*Your assignment:*
Whenever the word "this" shows up in a line of the data, copy that line.

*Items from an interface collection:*
=======

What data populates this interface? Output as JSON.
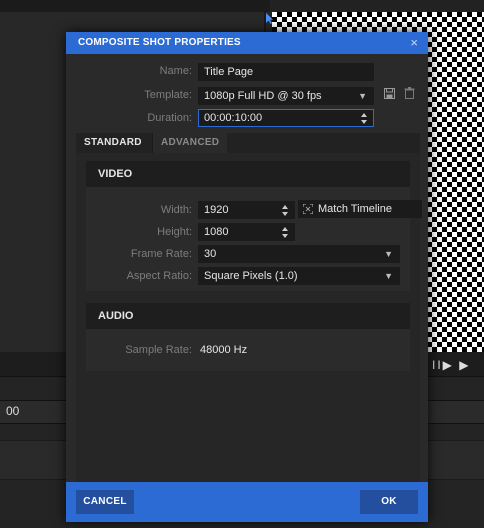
{
  "background": {
    "time_label": "00",
    "transport_label": "II▶ ▶"
  },
  "dialog": {
    "title": "COMPOSITE SHOT PROPERTIES",
    "close_glyph": "×",
    "name": {
      "label": "Name:",
      "value": "Title Page"
    },
    "template": {
      "label": "Template:",
      "value": "1080p Full HD @ 30 fps"
    },
    "duration": {
      "label": "Duration:",
      "value": "00:00:10:00"
    },
    "tabs": [
      {
        "label": "STANDARD",
        "active": true
      },
      {
        "label": "ADVANCED",
        "active": false
      }
    ],
    "video": {
      "heading": "VIDEO",
      "width": {
        "label": "Width:",
        "value": "1920"
      },
      "height": {
        "label": "Height:",
        "value": "1080"
      },
      "match_timeline_label": "Match Timeline",
      "frame_rate": {
        "label": "Frame Rate:",
        "value": "30"
      },
      "aspect_ratio": {
        "label": "Aspect Ratio:",
        "value": "Square Pixels (1.0)"
      }
    },
    "audio": {
      "heading": "AUDIO",
      "sample_rate": {
        "label": "Sample Rate:",
        "value": "48000 Hz"
      }
    },
    "cancel_label": "CANCEL",
    "ok_label": "OK"
  },
  "colors": {
    "accent": "#2d6bd4",
    "dialog_bg": "#2a2a2a",
    "field_bg": "#1b1b1b"
  },
  "icons": [
    "close-icon",
    "chevron-down-icon",
    "save-icon",
    "trash-icon",
    "match-timeline-icon",
    "cursor-arrow-icon",
    "play-icon"
  ]
}
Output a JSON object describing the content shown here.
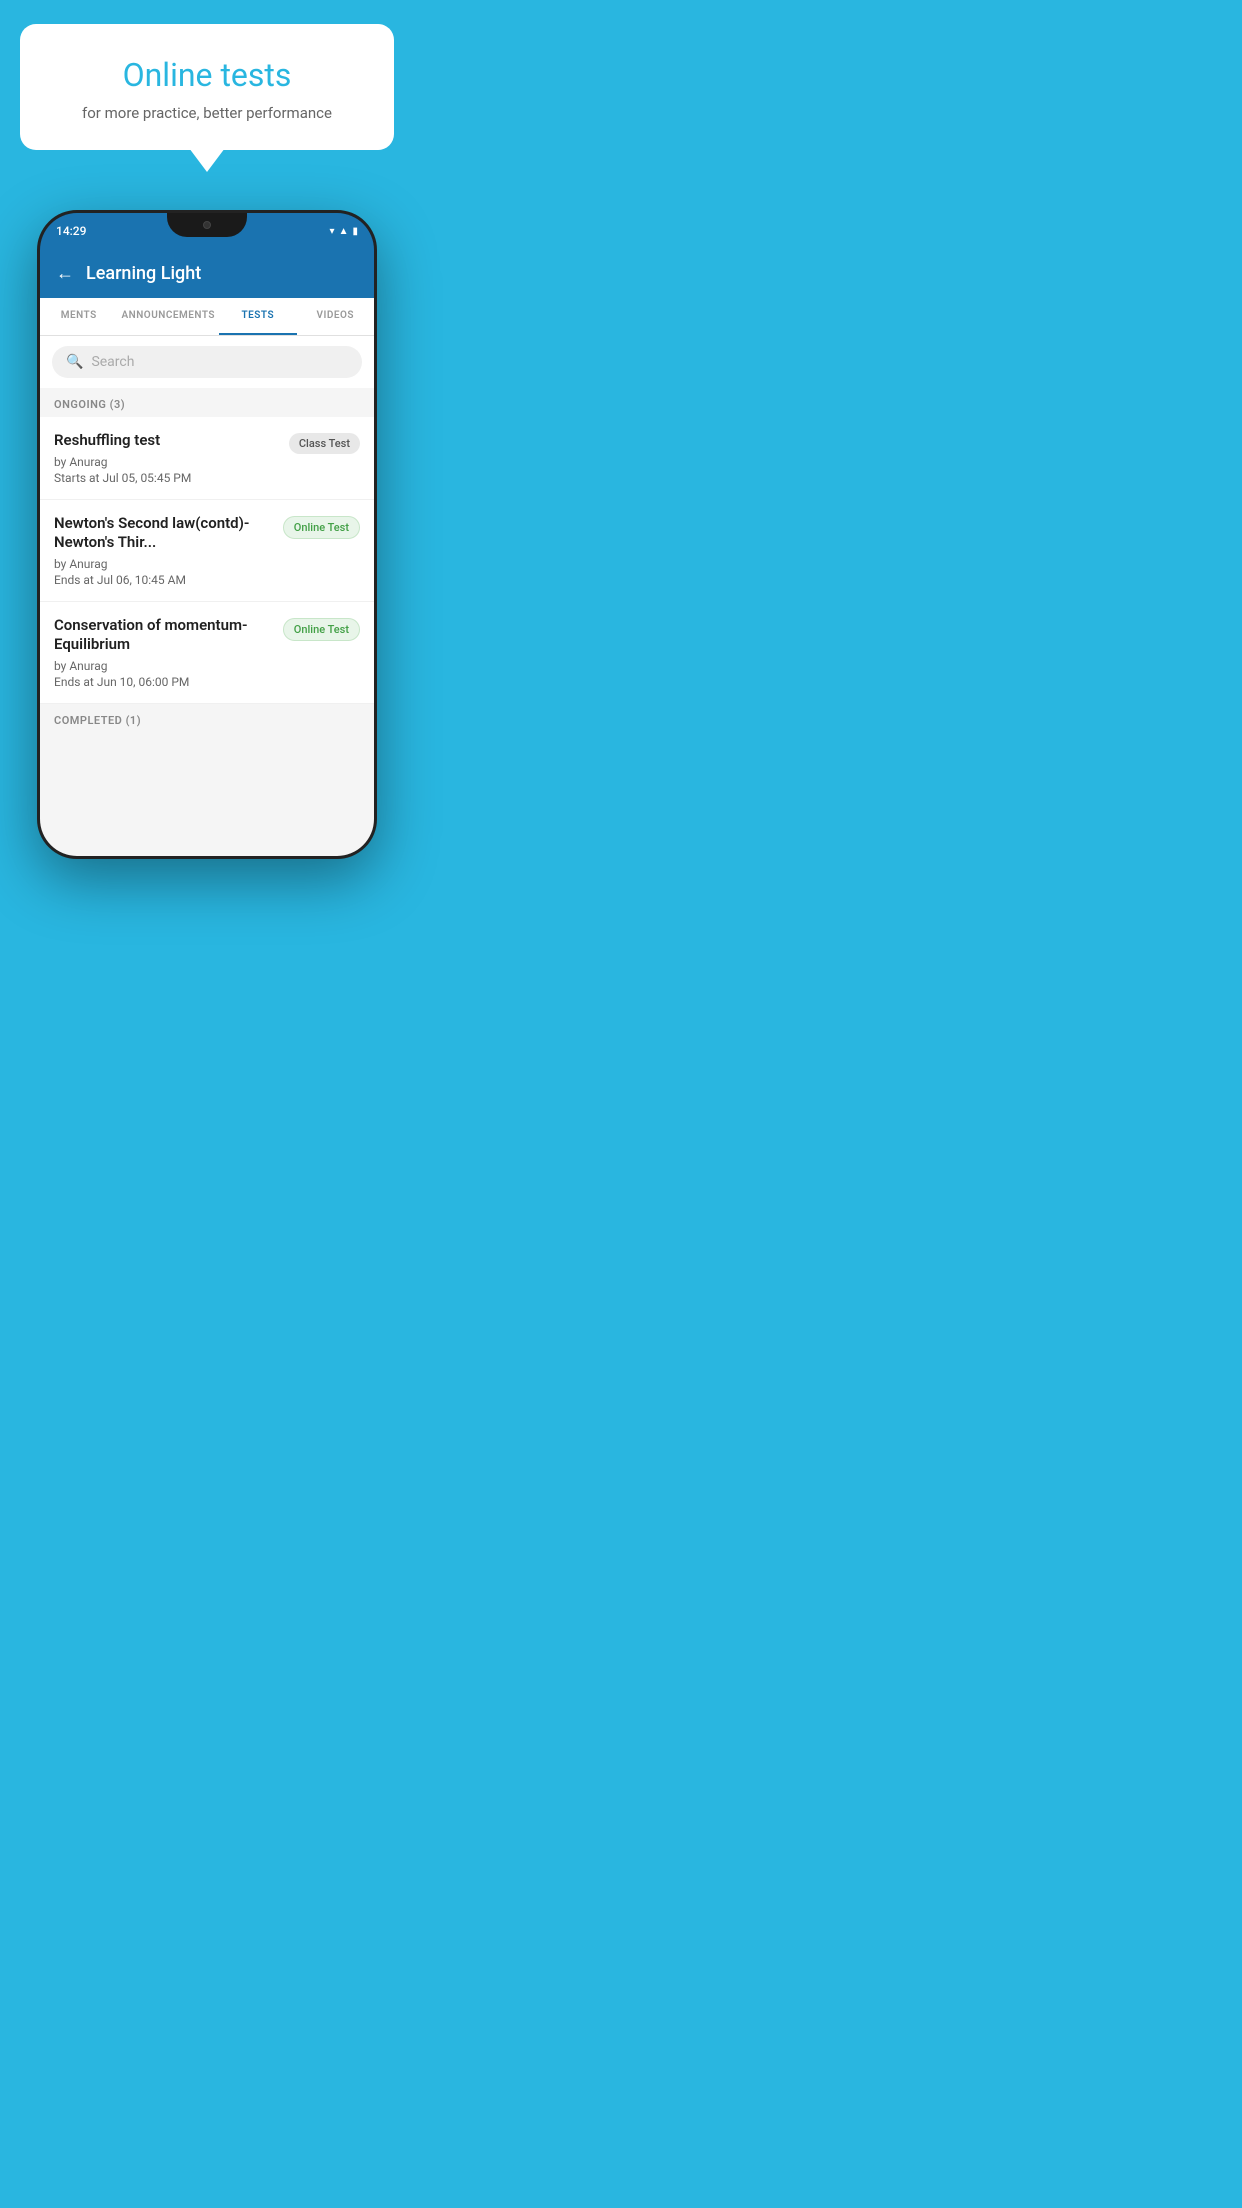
{
  "background_color": "#29b6e0",
  "speech_bubble": {
    "title": "Online tests",
    "subtitle": "for more practice, better performance"
  },
  "phone": {
    "status_bar": {
      "time": "14:29",
      "icons": [
        "wifi",
        "signal",
        "battery"
      ]
    },
    "header": {
      "back_label": "←",
      "title": "Learning Light"
    },
    "tabs": [
      {
        "label": "MENTS",
        "active": false
      },
      {
        "label": "ANNOUNCEMENTS",
        "active": false
      },
      {
        "label": "TESTS",
        "active": true
      },
      {
        "label": "VIDEOS",
        "active": false
      }
    ],
    "search": {
      "placeholder": "Search",
      "icon": "🔍"
    },
    "sections": [
      {
        "header": "ONGOING (3)",
        "items": [
          {
            "name": "Reshuffling test",
            "by": "by Anurag",
            "date_label": "Starts at",
            "date": "Jul 05, 05:45 PM",
            "badge": "Class Test",
            "badge_type": "class"
          },
          {
            "name": "Newton's Second law(contd)-Newton's Thir...",
            "by": "by Anurag",
            "date_label": "Ends at",
            "date": "Jul 06, 10:45 AM",
            "badge": "Online Test",
            "badge_type": "online"
          },
          {
            "name": "Conservation of momentum-Equilibrium",
            "by": "by Anurag",
            "date_label": "Ends at",
            "date": "Jun 10, 06:00 PM",
            "badge": "Online Test",
            "badge_type": "online"
          }
        ]
      }
    ],
    "completed_section_label": "COMPLETED (1)"
  }
}
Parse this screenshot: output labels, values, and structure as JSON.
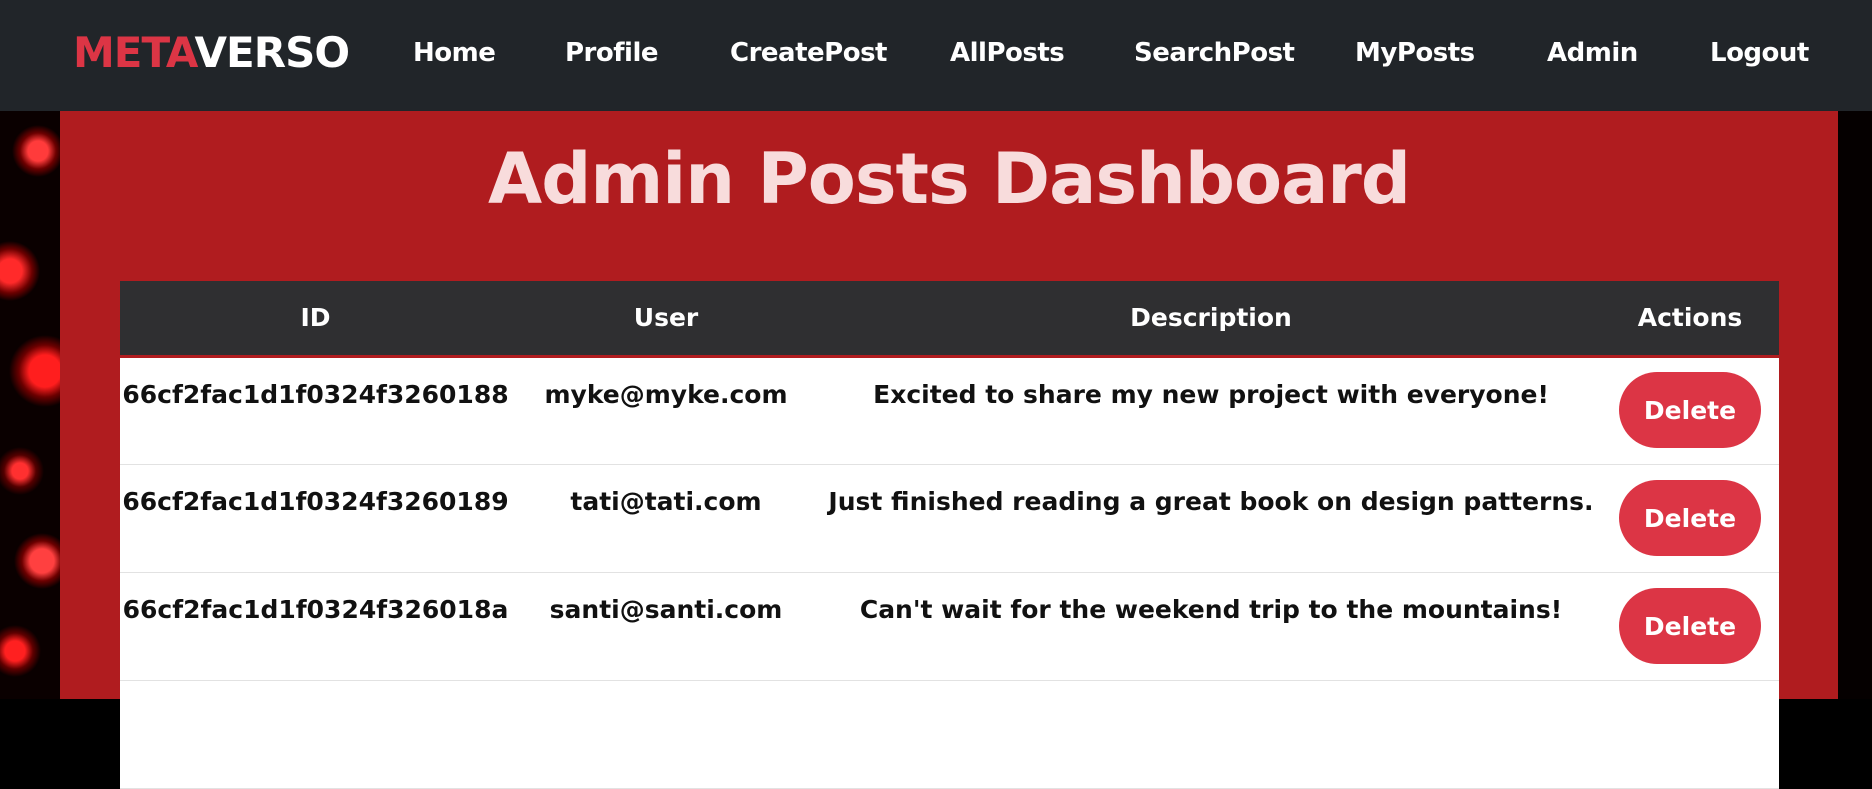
{
  "navbar": {
    "brand_part1": "META",
    "brand_part2": "VERSO",
    "links": [
      "Home",
      "Profile",
      "CreatePost",
      "AllPosts",
      "SearchPost",
      "MyPosts",
      "Admin",
      "Logout"
    ]
  },
  "page": {
    "title": "Admin Posts Dashboard"
  },
  "table": {
    "headers": [
      "ID",
      "User",
      "Description",
      "Actions"
    ],
    "rows": [
      {
        "id": "66cf2fac1d1f0324f3260188",
        "user": "myke@myke.com",
        "description": "Excited to share my new project with everyone!",
        "action": "Delete"
      },
      {
        "id": "66cf2fac1d1f0324f3260189",
        "user": "tati@tati.com",
        "description": "Just finished reading a great book on design patterns.",
        "action": "Delete"
      },
      {
        "id": "66cf2fac1d1f0324f326018a",
        "user": "santi@santi.com",
        "description": "Can't wait for the weekend trip to the mountains!",
        "action": "Delete"
      }
    ]
  },
  "colors": {
    "navbar_bg": "#212529",
    "brand_accent": "#dc3545",
    "main_bg": "#b01c1f",
    "title_color": "#f8dcdc",
    "table_header_bg": "#2f2f31",
    "delete_button": "#dc3545"
  }
}
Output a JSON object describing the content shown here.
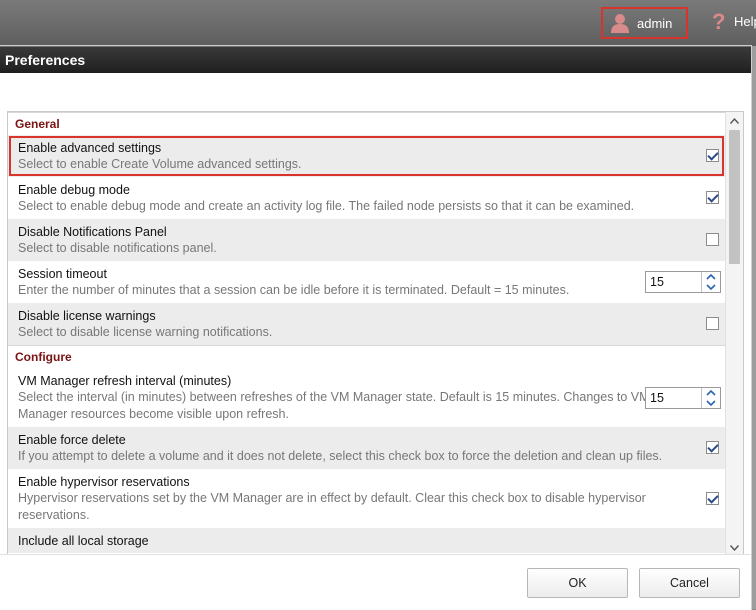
{
  "topbar": {
    "user": "admin",
    "help": "Help"
  },
  "dialog": {
    "title": "Preferences",
    "sections": [
      {
        "header": "General",
        "rows": [
          {
            "title": "Enable advanced settings",
            "desc": "Select to enable Create Volume advanced settings.",
            "control": "checkbox",
            "checked": true
          },
          {
            "title": "Enable debug mode",
            "desc": "Select to enable debug mode and create an activity log file. The failed node persists so that it can be examined.",
            "control": "checkbox",
            "checked": true
          },
          {
            "title": "Disable Notifications Panel",
            "desc": "Select to disable notifications panel.",
            "control": "checkbox",
            "checked": false
          },
          {
            "title": "Session timeout",
            "desc": "Enter the number of minutes that a session can be idle before it is terminated. Default = 15 minutes.",
            "control": "spinner",
            "value": "15"
          },
          {
            "title": "Disable license warnings",
            "desc": "Select to disable license warning notifications.",
            "control": "checkbox",
            "checked": false
          }
        ]
      },
      {
        "header": "Configure",
        "rows": [
          {
            "title": "VM Manager refresh interval (minutes)",
            "desc": "Select the interval (in minutes) between refreshes of the VM Manager state. Default is 15 minutes. Changes to VM Manager resources become visible upon refresh.",
            "control": "spinner",
            "value": "15"
          },
          {
            "title": "Enable force delete",
            "desc": "If you attempt to delete a volume and it does not delete, select this check box to force the deletion and clean up files.",
            "control": "checkbox",
            "checked": true
          },
          {
            "title": "Enable hypervisor reservations",
            "desc": "Hypervisor reservations set by the VM Manager are in effect by default. Clear this check box to disable hypervisor reservations.",
            "control": "checkbox",
            "checked": true
          },
          {
            "title": "Include all local storage",
            "desc": "",
            "control": "none"
          }
        ]
      }
    ],
    "ok_label": "OK",
    "cancel_label": "Cancel"
  },
  "colors": {
    "highlight": "#d9342b",
    "section_header": "#7a1313"
  }
}
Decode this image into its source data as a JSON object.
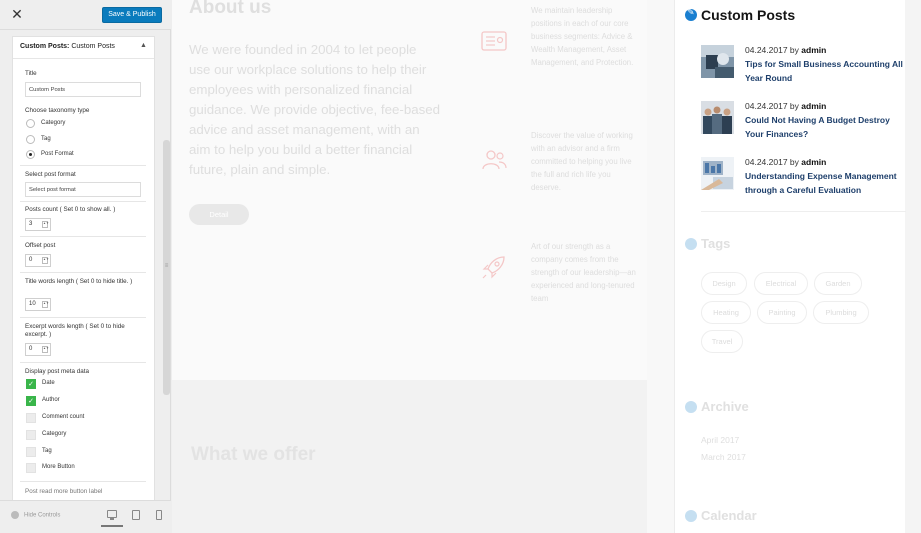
{
  "customizer": {
    "close_icon": "close-icon",
    "save_label": "Save & Publish",
    "section_prefix": "Custom Posts:",
    "section_title": "Custom Posts",
    "title_label": "Title",
    "title_value": "Custom Posts",
    "taxonomy_label": "Choose taxonomy type",
    "taxonomy_options": [
      "Category",
      "Tag",
      "Post Format"
    ],
    "taxonomy_selected": "Post Format",
    "post_format_label": "Select post format",
    "post_format_placeholder": "Select post format",
    "posts_count_label": "Posts count ( Set 0 to show all. )",
    "posts_count_value": "3",
    "offset_label": "Offset post",
    "offset_value": "0",
    "title_words_label": "Title words length ( Set 0 to hide title. )",
    "title_words_value": "10",
    "excerpt_words_label": "Excerpt words length ( Set 0 to hide excerpt. )",
    "excerpt_words_value": "0",
    "meta_label": "Display post meta data",
    "meta_options": [
      {
        "label": "Date",
        "checked": true
      },
      {
        "label": "Author",
        "checked": true
      },
      {
        "label": "Comment count",
        "checked": false
      },
      {
        "label": "Category",
        "checked": false
      },
      {
        "label": "Tag",
        "checked": false
      },
      {
        "label": "More Button",
        "checked": false
      }
    ],
    "read_more_label": "Post read more button label",
    "hide_controls": "Hide Controls",
    "accent": "#0a7bbd",
    "check_color": "#39b54a"
  },
  "preview": {
    "about_title": "About us",
    "about_body": "We were founded in 2004 to let people use our workplace solutions to help their employees with personalized financial guidance. We provide objective, fee-based advice and asset management, with an aim to help you build a better financial future, plain and simple.",
    "detail_label": "Detail",
    "features": [
      {
        "icon": "document-list-icon",
        "text": "We maintain leadership positions in each of our core business segments: Advice & Wealth Management, Asset Management, and Protection."
      },
      {
        "icon": "people-icon",
        "text": "Discover the value of working with an advisor and a firm committed to helping you live the full and rich life you deserve."
      },
      {
        "icon": "rocket-icon",
        "text": "Art of our strength as a company comes from the strength of our leadership—an experienced and long-tenured team"
      }
    ],
    "offer_title": "What we offer"
  },
  "sidebar": {
    "custom_posts_title": "Custom Posts",
    "posts": [
      {
        "date": "04.24.2017",
        "by": "by",
        "author": "admin",
        "title": "Tips for Small Business Accounting All Year Round"
      },
      {
        "date": "04.24.2017",
        "by": "by",
        "author": "admin",
        "title": "Could Not Having A Budget Destroy Your Finances?"
      },
      {
        "date": "04.24.2017",
        "by": "by",
        "author": "admin",
        "title": "Understanding Expense Management through a Careful Evaluation"
      }
    ],
    "tags_title": "Tags",
    "tags": [
      "Design",
      "Electrical",
      "Garden",
      "Heating",
      "Painting",
      "Plumbing",
      "Travel"
    ],
    "archive_title": "Archive",
    "archive": [
      "April 2017",
      "March 2017"
    ],
    "calendar_title": "Calendar",
    "link_color": "#1e3f6b",
    "icon_color": "#1a7fd0"
  }
}
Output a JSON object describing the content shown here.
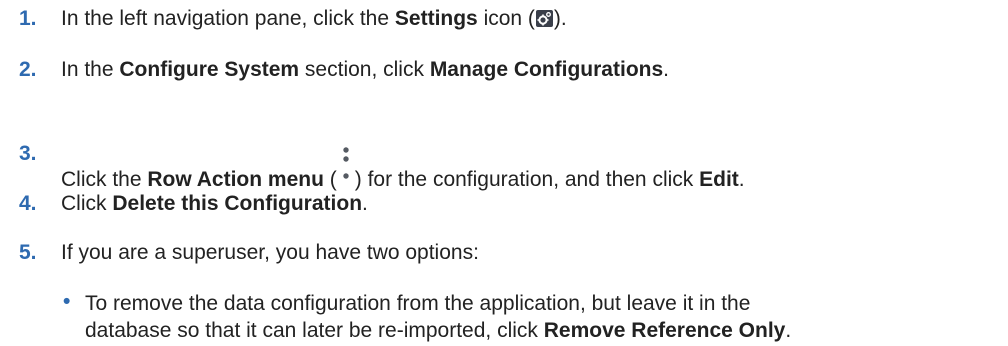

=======

*Solution to the exercise:*
What data populates this interface? Output as JSON.
Parse this screenshot: output labels, values, and structure as JSON.
            "desc": "If you attempt to delete a volume and it does not delete, select this check box to force the deletion and clean up files.",
            "desc": "Hypervisor reservations set by the VM Manager are in effect by default. Clear this check box to disable hypervisor reservations.",
Decode this image into its source data as a JSON object.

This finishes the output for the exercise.